They are all 100% based on guesswork. How sound a guesswork, depends a lot on the site/application (some lists out there are particularly wonky), as well as the section concerned: kanji can be reasonably broken down from the original J2 set (about 750 kanji) into two sets of approximately equal size using native Japanese school levels (grade 3 and 4 make N3, while grade 5 and 6 belong to N2). For vocabulary lists, however, there is no easy way to separate: most sites use newspaper word frequency to make their guess, a criterion that is anything but reliable, if past levels are any indication.

What about those textbooks that offer preparation for N3?

It is very *cough* unclear how publishers know what words and kanji to include in their N3 textbooks.

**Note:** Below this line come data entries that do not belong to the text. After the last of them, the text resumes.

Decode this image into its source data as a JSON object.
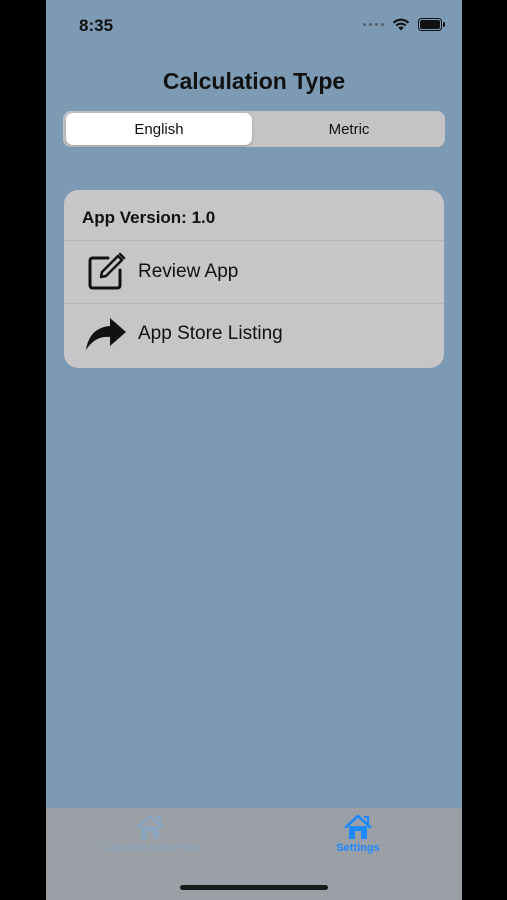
{
  "status_bar": {
    "time": "8:35"
  },
  "header": {
    "title": "Calculation Type"
  },
  "segmented_control": {
    "options": [
      "English",
      "Metric"
    ],
    "selected": "English"
  },
  "card": {
    "app_version": "App Version: 1.0",
    "rows": [
      {
        "label": "Review App",
        "icon": "edit-icon"
      },
      {
        "label": "App Store Listing",
        "icon": "share-arrow-icon"
      }
    ]
  },
  "tab_bar": {
    "tabs": [
      {
        "label": "Calculate Dew Point",
        "icon": "house-icon",
        "active": false
      },
      {
        "label": "Settings",
        "icon": "house-icon",
        "active": true
      }
    ]
  },
  "colors": {
    "background": "#7c9ab3",
    "card": "#c6c6c8",
    "accent": "#1e88ff",
    "inactive_tab": "#8aa6c4"
  }
}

On the off chance that they know what they are doing, we (the KanjiBox community at large) have started compiling lists of kanji and words spotted in N3 textbooks (as well as official exams and mock exams). But as you can imagine, it will be some time before such lists can reach sufficient maturity to be used in KanjiBox (feel free to contribute, though!).

So, what about KanjiBox, then?

Here is the plan for future versions of KanjiBox, with regard to revised JLPT levels:

1. In a near future, KanjiBox will start using new JLPT level names. Meaning that J4, J3, J2, J1 will become N5, N4, N2 and N1 respectively. Absolutely nothing about each level content will change.

2. Within a few months, KanjiBox will start offering an “experimental” N3 level, with lists based on a mix of guesswork and textbook curation (see above).

In the meantime, I would recommend people planning to take N3 to first set their goal at J3 and later update their settings to J2 (keeping in mind that N3 should cover considerably content than former J2, but since there are no clear lists, it cannot hurt to extend your knowledge a little).

PS: since we are on the topic of levels: many people have contacted me to request the possibility of setting separate levels for each mode (kanji, vocab etc). This is coming! (most likely in the next upgrade, sometime in October).

  1. A laudable goal, really… made ever so slightly suspicious by the fact that it hasn’t stopped publishers from putting out revised JLPT textbooks that mysteriously seem to know exactly what content belongs to what level. But only the most cynical minds would suggest some collusion between JLPT people and their publisher buddies, with lists changing hands over sake and dinner. So we won’t. []

New JLPT Levels: N5 to N1…

Sunday, March 21st, 2010

Many people have asked when I would add support for new JLPT levels (N5, N4, N3, N2 and N1… replacing old 4級 through 1級). Short answer is: Real Soon Now™.

The more nuanced answer is that we are working on it actively, but gathering data for the new level (only N3 differs significantly from previous levels: other should match roughly the old J4-J1 levels) is a very slow and uncertain process. There are no official lists of kanji or vocabulary for the new levels and the only way to proceed, is to cull them from existing textbook exercises and training tests (on the mostly valid assumption that said textbooks’ editors routinely have business “lunches” with JLPT people where secret lists of kanji might change hands). Since I would prefer the lists to be somewhat validated by official tests, it might be difficult to release an update before late Spring (when the next JLPT exam takes place)…

As an aside: take all the alleged “updated JLPT” lists you see floating around with a large grain of salt: they are all based on interpolation and essentially just break down former J2 level in two groups along grade level (for kanji) and frequency (for vocabulary): a breakdown that is far from verified in practice.

Until then, I would simply advise people who want to train for N3 to use 2級 for now (keeping in mind that it is largely above N3, but still the closest we have).

In the meantime, stats syncing and online scores should arrive soon!